American Sign language is possibly the most underrepresented language in the country. There is a large deaf community that often struggles in these medical environments as quickly getting an interpreter can sometimes be difficult. It may not be realistic for everyone to learn an entirely new language, but there are things you can do to help. Learning medical ASL drastically improves communication for deaf individuals, even if it is just things as simple as the alphabet. This allows for fingerspelling which might be slightly more time consuming but can help with basic communication needs. The more signs that you learn, the easier these interactions will get. Consider the words you need most and slowly add them to your repertoire of signs. Things like pain, allergy, and numbers from 1–10 for the pain scale are great choices. “I’m learning to sign” or “sign slower” are important phrases so the patient knows where you’re at with the language. In addition to the deaf community, this will help with the non-verbal autism population as they are often learning ASL for communication purposes.
Tips for Interacting with People with Autism

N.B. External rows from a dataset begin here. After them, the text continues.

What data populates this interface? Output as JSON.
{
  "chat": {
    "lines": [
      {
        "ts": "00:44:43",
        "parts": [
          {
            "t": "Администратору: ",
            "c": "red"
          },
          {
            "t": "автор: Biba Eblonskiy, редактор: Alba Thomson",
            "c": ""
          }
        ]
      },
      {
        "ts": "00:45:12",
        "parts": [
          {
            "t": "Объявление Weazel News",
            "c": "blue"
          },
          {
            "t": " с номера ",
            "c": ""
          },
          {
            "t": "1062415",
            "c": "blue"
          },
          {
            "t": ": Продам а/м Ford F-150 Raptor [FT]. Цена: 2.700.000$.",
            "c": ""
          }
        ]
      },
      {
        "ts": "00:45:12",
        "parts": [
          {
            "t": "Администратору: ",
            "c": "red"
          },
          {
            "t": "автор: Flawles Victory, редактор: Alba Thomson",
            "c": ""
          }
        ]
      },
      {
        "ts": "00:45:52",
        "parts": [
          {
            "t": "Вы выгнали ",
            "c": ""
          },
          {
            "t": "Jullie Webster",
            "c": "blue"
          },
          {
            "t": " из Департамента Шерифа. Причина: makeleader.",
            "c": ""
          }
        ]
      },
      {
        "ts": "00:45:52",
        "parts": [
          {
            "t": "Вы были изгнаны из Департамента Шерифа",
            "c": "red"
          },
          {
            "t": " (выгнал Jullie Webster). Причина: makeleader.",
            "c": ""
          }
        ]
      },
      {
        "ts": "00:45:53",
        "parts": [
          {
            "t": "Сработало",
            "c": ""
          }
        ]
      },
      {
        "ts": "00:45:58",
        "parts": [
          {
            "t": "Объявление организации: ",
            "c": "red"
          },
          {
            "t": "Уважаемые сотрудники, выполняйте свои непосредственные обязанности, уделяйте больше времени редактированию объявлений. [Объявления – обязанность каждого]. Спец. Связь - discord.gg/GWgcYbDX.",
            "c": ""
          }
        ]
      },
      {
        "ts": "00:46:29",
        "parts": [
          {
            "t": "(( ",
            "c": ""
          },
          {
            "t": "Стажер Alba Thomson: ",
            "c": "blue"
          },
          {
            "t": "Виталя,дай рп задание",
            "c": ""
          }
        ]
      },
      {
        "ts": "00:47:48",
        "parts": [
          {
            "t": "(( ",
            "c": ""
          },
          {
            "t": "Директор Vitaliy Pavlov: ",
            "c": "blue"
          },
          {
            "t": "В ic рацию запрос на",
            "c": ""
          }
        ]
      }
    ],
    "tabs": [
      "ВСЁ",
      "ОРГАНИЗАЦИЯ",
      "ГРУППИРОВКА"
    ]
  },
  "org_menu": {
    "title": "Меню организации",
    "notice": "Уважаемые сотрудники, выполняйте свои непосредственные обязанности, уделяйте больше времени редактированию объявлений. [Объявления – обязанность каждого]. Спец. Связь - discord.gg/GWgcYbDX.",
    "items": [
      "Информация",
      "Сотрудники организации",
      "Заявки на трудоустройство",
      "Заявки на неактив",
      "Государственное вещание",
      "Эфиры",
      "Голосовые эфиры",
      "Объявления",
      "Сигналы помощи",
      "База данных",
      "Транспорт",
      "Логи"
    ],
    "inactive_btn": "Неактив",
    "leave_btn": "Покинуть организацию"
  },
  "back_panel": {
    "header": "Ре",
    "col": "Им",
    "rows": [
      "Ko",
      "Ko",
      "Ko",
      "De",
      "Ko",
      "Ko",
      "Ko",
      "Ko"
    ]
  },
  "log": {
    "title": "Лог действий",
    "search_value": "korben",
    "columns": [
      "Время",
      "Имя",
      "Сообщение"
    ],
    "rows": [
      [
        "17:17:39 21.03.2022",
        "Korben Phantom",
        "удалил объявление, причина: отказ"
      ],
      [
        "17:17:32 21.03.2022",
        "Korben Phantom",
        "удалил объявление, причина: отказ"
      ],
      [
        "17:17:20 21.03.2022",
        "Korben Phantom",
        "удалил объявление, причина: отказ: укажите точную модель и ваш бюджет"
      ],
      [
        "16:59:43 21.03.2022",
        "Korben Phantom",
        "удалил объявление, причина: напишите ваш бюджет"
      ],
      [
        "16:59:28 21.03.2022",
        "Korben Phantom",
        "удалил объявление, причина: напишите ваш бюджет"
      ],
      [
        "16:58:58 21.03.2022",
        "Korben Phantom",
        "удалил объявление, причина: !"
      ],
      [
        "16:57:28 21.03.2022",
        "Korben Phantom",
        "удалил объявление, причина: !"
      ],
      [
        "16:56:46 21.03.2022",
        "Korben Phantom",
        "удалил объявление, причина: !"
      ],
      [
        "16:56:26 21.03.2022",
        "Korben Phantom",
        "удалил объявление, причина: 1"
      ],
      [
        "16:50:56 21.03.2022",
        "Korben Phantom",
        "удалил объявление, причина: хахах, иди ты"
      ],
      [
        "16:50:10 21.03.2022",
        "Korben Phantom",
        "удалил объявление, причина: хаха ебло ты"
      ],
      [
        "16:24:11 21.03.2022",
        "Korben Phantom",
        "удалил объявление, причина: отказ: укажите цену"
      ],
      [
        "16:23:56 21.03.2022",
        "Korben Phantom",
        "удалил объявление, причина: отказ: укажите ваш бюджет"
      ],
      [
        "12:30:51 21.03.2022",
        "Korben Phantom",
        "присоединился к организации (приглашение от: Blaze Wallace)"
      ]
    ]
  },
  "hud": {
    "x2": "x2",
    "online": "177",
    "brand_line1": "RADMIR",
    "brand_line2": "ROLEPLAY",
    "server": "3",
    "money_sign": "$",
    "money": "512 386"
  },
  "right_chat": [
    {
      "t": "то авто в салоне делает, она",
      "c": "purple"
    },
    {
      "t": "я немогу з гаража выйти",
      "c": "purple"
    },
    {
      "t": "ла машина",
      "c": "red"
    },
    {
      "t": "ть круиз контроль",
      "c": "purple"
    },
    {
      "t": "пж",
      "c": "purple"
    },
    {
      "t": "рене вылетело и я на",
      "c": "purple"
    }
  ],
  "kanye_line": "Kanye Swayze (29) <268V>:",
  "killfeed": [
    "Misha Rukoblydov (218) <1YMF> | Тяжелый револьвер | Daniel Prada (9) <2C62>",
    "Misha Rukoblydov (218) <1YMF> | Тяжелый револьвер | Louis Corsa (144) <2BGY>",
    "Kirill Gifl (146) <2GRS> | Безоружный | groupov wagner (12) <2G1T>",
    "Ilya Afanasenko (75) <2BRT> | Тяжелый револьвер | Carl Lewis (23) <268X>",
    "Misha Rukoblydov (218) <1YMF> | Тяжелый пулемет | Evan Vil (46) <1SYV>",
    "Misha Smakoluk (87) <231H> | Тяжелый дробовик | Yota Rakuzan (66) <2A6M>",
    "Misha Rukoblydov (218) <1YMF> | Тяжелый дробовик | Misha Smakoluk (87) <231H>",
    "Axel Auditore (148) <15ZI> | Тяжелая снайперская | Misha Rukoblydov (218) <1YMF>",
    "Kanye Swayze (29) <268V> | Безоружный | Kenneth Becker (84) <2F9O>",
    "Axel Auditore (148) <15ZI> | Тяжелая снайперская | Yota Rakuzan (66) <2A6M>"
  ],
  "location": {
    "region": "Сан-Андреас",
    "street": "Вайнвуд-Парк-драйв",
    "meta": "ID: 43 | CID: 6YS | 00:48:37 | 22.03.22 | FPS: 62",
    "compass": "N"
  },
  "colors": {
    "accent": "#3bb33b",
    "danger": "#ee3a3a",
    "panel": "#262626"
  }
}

Cases of autism are continually rising. The spectrum is broad, so there is no “one size fits all” autism language. Some autistic can easily communicate verbally, and others are nonverbal or have a hard time communicating verbally. However, one main thing to keep in mind when working with an individual with autism is tone. Autism is a processing disorder and they are easily overstimulated, which can cause meltdowns. The louder and busier things get, the more likely you are to experience one of these meltdowns which will make it near impossible to administer first aid to the individual. Keep calm, use a soothing tone, and explain everything simply as you go. Startling the individual with autism can be a mistake that takes longer than you can spare to recover from.
There are all kinds of things you can do to improve communication when you work in first aid or any medical field. Think about situations where you have felt you needed different communication skills and try to learn what you feel is most relevant to the community that you serve. Individuals with hearing loss and autism are a great start as they are present in every community. Improve your overall communication skills to enhance your first aid skills as a whole.